Work required —
Report every line of the records below that contains the word "chevron".

━━━━━━━━━━━━━━━━━━━━

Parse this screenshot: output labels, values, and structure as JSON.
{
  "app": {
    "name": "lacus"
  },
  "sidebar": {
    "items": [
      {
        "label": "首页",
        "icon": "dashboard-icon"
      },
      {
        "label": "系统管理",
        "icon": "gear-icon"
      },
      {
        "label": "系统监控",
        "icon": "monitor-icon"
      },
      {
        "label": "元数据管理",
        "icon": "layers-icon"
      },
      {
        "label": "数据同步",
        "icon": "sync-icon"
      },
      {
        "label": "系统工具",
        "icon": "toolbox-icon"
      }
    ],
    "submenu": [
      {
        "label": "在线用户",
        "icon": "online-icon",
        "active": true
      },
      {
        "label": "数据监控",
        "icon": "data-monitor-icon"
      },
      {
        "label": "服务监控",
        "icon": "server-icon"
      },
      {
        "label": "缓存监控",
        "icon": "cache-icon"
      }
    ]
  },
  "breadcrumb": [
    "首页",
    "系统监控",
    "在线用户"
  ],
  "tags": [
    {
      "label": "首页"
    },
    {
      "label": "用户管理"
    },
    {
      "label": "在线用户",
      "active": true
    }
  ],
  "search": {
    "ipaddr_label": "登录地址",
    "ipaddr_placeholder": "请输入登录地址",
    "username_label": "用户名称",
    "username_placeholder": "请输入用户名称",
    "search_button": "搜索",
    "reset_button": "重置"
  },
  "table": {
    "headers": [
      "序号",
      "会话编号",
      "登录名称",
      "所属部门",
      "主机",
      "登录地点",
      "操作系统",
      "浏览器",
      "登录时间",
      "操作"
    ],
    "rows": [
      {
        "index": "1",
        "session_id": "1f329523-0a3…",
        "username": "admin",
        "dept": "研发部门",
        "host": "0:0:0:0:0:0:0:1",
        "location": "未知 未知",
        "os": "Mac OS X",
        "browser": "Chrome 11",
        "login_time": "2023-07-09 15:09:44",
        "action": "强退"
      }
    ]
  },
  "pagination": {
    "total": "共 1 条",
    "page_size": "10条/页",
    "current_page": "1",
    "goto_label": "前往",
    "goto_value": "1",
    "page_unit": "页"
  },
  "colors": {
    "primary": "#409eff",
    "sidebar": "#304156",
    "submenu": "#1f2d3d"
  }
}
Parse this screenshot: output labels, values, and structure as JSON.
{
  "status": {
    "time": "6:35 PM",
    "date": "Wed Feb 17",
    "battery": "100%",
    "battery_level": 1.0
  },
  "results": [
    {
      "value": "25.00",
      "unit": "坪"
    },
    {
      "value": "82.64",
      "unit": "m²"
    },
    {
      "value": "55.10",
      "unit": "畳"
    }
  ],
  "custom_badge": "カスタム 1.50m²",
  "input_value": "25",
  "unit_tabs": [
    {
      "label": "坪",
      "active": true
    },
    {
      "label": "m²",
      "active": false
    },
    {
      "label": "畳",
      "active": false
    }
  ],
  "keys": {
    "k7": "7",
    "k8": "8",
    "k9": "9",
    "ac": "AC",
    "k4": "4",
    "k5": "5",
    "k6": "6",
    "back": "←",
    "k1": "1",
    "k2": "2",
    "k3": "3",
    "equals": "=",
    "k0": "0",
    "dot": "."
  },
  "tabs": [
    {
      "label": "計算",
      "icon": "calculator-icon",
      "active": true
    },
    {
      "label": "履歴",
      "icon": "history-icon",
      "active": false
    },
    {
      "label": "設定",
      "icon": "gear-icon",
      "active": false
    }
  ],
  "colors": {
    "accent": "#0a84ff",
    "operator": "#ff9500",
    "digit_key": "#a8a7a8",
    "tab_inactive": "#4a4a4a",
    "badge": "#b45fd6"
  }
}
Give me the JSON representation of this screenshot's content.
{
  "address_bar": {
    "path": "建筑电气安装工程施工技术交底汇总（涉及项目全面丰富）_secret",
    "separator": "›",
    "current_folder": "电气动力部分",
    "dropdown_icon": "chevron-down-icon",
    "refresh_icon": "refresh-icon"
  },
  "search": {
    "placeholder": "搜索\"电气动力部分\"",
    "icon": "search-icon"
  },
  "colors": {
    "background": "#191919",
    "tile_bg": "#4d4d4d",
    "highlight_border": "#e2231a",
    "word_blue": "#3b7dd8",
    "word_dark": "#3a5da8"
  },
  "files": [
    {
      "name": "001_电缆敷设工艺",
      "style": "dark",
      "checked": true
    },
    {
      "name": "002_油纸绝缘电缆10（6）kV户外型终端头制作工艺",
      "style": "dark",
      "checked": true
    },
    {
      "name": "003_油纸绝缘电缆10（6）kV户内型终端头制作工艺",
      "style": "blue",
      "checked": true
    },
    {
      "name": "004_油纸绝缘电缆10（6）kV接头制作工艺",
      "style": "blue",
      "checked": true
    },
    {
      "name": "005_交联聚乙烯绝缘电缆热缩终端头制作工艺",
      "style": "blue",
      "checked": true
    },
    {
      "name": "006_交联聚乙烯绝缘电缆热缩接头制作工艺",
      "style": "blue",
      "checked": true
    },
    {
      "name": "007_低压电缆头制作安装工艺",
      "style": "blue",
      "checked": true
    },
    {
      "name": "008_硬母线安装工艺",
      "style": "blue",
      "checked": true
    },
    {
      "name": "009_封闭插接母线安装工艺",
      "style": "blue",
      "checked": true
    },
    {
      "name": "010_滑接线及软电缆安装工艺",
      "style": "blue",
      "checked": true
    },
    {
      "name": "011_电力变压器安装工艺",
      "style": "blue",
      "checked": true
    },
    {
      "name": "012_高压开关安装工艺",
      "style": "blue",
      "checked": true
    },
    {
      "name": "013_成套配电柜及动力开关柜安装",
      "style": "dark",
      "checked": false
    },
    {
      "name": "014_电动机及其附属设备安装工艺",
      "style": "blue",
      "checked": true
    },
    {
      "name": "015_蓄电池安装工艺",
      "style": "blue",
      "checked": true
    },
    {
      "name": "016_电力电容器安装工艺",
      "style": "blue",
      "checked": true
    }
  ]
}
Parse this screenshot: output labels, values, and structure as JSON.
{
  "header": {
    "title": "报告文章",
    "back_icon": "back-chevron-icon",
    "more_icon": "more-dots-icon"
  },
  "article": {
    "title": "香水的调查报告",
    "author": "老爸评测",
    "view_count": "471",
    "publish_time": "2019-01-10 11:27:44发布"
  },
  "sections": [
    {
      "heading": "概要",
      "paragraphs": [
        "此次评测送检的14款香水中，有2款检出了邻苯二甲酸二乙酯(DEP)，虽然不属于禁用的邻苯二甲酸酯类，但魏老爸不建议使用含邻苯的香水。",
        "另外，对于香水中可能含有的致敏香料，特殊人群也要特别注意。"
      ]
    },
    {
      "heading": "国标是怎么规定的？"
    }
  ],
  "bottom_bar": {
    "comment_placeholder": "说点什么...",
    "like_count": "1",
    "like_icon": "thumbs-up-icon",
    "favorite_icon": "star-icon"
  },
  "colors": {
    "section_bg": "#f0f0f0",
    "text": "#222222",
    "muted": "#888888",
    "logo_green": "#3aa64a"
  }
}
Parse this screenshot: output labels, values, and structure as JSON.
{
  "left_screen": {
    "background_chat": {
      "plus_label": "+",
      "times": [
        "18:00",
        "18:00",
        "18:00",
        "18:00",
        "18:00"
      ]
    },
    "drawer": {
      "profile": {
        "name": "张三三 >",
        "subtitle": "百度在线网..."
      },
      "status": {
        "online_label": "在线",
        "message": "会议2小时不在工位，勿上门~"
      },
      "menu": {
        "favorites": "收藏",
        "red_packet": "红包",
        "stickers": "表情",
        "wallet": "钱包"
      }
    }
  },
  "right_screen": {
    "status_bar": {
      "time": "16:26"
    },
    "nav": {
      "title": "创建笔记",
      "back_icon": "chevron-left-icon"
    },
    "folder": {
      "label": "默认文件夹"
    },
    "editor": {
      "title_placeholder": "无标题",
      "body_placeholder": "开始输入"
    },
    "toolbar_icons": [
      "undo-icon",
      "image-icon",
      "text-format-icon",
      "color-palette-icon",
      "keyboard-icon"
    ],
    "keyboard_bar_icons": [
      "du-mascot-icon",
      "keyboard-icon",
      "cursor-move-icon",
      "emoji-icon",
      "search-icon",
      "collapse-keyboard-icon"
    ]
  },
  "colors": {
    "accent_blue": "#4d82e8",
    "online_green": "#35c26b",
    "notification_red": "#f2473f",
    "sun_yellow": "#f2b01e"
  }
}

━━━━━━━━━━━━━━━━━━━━

Solution —
    "dropdown_icon": "chevron-down-icon",
    "back_icon": "back-chevron-icon",
      "back_icon": "chevron-left-icon"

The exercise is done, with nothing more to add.